Philip Woodhouse, Institute for Development Policy and Management, School of Environment and Development, University of Manchester, Manchester M13 9PL, UK. e-mail: email@example.com
Technology, Environment and the Productivity Problem in African Agriculture: Comment on the World Development Report 2008
Article first published online: 20 MAR 2009
© 2009 The Author. Journal compilation © 2009 Blackwell Publishing Ltd
Journal of Agrarian Change
Volume 9, Issue 2, pages 263–276, April 2009
How to Cite
WOODHOUSE, P. (2009), Technology, Environment and the Productivity Problem in African Agriculture: Comment on the World Development Report 2008. Journal of Agrarian Change, 9: 263–276. doi: 10.1111/j.1471-0366.2009.00205.x
The author wishes to record thanks to the editors and two reviewers for comments on an earlier draft of this paper.
- Issue published online: 20 MAR 2009
- Article first published online: 20 MAR 2009
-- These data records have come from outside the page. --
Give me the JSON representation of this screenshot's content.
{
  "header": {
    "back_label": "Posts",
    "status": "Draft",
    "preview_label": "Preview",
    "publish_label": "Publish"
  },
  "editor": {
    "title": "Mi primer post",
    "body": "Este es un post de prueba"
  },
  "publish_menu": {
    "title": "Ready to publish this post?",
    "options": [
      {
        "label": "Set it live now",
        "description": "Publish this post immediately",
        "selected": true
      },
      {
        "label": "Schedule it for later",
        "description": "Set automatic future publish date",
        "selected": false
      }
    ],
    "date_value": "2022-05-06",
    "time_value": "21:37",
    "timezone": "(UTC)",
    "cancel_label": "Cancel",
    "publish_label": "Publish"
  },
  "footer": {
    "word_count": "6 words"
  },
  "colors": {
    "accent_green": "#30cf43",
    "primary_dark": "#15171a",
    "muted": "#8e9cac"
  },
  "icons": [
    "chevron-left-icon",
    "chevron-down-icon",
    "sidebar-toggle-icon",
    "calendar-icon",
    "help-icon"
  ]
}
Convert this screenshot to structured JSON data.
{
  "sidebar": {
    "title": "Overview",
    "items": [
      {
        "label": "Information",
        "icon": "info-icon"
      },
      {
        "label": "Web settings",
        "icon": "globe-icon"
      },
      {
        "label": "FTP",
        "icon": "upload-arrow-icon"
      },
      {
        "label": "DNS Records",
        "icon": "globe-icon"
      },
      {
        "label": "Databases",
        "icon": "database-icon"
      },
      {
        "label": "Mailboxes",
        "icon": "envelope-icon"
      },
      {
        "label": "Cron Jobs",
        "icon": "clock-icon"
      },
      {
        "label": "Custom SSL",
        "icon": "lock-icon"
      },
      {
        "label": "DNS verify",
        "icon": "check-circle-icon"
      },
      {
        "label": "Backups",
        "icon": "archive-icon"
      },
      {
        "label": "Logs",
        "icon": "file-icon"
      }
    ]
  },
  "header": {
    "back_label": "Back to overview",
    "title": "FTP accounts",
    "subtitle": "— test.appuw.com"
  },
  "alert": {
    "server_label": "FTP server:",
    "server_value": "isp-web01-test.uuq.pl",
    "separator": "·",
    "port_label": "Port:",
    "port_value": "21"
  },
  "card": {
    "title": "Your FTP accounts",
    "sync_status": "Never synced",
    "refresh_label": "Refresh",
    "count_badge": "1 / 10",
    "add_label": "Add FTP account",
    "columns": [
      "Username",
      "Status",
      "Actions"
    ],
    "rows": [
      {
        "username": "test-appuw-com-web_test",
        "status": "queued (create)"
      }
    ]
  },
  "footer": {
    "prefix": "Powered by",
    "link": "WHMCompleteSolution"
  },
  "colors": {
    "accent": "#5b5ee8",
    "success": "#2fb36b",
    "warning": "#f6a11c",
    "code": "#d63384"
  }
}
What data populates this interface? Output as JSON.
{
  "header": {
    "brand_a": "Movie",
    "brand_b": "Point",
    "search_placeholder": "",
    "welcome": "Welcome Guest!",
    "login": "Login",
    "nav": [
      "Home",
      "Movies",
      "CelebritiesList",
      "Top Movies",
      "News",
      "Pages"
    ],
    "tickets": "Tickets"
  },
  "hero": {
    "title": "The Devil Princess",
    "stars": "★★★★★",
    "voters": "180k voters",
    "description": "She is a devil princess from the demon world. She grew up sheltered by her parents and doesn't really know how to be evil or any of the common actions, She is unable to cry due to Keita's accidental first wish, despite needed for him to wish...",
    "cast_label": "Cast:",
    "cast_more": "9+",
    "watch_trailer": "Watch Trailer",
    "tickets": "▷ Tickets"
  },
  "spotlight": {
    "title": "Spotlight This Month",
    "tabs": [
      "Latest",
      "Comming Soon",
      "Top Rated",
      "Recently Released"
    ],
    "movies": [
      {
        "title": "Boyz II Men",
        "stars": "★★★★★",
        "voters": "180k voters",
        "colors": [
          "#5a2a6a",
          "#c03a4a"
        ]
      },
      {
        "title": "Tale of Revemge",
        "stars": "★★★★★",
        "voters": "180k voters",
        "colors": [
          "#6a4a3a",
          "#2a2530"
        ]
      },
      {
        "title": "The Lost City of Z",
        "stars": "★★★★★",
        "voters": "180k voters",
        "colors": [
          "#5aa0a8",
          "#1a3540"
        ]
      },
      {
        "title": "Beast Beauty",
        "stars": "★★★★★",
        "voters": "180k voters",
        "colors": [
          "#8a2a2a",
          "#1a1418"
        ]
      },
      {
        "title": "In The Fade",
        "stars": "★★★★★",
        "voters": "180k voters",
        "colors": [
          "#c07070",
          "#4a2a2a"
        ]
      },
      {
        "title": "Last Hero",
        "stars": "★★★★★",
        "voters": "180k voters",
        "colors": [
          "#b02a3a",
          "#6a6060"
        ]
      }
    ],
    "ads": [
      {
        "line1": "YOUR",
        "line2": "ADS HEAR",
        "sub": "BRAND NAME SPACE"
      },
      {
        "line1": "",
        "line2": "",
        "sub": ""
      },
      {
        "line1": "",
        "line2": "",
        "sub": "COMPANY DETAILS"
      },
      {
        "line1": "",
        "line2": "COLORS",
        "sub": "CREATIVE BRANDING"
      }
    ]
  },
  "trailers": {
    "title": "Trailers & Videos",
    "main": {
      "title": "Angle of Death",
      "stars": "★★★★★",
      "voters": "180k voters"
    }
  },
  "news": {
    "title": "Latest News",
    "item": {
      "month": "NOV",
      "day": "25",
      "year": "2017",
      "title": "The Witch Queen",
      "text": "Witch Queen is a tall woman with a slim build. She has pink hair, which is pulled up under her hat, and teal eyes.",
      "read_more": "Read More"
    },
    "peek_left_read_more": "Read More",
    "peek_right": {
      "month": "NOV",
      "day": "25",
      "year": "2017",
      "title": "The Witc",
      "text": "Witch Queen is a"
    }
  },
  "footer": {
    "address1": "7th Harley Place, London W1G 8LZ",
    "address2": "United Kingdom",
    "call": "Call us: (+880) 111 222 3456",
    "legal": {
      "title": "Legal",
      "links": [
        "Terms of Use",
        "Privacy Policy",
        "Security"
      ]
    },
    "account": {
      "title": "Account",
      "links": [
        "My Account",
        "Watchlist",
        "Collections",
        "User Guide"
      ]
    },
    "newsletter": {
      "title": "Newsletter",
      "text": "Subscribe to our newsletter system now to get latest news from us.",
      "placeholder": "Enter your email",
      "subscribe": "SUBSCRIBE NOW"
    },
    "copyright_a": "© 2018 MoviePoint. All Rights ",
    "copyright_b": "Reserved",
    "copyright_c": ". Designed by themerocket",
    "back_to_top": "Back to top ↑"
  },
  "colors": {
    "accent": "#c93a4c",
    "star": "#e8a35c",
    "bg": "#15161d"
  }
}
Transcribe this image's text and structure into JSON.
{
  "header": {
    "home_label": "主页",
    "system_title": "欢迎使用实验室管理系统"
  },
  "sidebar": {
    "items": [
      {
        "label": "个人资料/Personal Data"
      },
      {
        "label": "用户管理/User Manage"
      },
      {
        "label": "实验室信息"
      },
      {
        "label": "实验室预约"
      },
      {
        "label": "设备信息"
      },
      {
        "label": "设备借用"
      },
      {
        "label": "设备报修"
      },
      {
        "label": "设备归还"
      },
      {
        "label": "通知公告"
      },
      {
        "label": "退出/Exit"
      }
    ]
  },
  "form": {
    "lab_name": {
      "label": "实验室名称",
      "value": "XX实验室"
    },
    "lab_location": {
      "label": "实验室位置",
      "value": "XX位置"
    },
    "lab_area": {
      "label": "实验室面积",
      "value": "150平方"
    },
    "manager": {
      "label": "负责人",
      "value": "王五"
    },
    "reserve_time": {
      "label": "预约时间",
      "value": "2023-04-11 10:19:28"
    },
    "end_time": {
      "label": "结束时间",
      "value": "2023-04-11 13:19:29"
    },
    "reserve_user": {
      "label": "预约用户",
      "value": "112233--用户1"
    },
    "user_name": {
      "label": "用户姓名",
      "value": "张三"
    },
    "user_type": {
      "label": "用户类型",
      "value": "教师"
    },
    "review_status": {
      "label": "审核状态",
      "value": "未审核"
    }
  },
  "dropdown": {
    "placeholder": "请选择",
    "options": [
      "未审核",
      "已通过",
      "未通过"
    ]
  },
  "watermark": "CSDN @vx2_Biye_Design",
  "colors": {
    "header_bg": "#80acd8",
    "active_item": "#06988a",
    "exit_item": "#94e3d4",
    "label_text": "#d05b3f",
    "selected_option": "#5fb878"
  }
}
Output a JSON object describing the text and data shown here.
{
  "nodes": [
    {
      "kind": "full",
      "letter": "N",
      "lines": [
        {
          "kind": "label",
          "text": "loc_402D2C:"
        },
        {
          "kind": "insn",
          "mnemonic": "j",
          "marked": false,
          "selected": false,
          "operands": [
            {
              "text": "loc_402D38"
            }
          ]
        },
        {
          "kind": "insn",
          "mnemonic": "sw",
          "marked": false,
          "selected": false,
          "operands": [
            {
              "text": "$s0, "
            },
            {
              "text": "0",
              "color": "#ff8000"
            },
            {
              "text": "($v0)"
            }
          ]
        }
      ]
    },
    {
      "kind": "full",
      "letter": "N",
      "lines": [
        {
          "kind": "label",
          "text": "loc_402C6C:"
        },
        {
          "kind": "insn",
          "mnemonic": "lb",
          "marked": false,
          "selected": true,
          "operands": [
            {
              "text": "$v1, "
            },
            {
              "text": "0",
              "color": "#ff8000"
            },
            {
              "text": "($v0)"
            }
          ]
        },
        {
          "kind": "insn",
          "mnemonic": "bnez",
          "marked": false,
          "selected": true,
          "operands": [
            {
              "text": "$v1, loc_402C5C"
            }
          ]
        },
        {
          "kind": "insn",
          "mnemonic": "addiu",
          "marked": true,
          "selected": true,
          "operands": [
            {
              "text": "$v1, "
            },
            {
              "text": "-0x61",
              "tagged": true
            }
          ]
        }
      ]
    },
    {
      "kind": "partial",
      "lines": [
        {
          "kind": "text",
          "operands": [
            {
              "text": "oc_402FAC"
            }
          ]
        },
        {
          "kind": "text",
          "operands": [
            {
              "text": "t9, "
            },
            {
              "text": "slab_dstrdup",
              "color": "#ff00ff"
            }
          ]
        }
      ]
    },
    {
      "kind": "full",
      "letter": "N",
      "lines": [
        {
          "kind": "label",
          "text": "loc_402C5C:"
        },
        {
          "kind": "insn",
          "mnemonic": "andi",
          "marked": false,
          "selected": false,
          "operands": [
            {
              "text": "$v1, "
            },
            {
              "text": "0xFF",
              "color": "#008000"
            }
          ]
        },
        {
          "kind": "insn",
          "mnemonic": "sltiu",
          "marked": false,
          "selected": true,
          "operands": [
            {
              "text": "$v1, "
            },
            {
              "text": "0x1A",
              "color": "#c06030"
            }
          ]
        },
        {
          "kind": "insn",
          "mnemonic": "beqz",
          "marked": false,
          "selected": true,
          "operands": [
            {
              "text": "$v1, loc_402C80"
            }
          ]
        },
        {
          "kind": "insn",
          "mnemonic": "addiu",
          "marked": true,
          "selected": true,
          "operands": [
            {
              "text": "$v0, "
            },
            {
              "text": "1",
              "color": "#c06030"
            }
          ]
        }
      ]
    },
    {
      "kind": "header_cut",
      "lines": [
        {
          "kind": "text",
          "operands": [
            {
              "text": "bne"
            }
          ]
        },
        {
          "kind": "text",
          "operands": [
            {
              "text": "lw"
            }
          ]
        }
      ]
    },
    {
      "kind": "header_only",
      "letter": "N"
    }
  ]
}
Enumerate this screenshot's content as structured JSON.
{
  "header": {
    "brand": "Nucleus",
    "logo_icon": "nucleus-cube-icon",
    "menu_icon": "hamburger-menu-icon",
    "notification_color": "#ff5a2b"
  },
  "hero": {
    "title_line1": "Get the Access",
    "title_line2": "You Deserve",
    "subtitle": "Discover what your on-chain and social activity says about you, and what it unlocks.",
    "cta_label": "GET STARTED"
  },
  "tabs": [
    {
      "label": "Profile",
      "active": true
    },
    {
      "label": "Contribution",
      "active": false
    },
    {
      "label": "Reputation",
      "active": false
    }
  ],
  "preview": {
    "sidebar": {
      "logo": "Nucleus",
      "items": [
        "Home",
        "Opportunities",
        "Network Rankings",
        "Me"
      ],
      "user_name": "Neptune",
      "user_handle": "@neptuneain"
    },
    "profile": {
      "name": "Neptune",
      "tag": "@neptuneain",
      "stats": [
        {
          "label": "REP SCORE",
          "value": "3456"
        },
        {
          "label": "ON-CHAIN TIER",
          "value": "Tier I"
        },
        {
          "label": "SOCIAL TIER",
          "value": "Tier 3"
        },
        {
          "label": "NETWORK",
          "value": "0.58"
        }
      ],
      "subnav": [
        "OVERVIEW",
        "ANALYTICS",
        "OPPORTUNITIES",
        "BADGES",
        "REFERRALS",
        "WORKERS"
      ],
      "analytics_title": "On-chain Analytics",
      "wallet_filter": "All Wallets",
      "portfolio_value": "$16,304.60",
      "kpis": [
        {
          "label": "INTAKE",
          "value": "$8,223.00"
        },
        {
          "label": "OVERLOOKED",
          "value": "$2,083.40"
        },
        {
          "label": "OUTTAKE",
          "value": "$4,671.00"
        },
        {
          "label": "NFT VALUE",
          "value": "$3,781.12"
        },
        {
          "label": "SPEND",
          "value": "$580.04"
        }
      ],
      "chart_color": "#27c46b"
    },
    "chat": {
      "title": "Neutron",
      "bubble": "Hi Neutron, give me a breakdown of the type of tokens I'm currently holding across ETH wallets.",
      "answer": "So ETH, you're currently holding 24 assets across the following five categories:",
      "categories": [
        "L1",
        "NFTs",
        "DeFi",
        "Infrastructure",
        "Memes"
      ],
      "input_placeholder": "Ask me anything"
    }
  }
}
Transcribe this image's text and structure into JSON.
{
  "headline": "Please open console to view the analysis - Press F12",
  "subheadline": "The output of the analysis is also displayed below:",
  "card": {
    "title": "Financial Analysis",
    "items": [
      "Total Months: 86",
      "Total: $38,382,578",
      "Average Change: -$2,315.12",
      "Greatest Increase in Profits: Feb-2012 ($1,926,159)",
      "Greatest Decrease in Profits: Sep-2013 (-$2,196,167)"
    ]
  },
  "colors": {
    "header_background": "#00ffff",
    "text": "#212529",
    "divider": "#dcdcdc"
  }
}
This paper is concerned with the need for a ‘productivity revolution in smallholder farming’ that the World Development Report 2008 (WDR08) identifies is required in sub-Saharan Africa. It reviews the technological options for such a productivity revolution in Africa, and how these are conditioned by the ‘agriculture-based’ model the WDR08 uses to characterize African economies. It argues that the model effects, firstly, a disconnection of agriculture from ‘urban’ Africa that constitutes its principal market and the source of investment and inputs with which to raise productivity, and, secondly, an adherence to unrealistic and sometimes contradictory assumptions about the way markets link agriculture to other parts of the economy.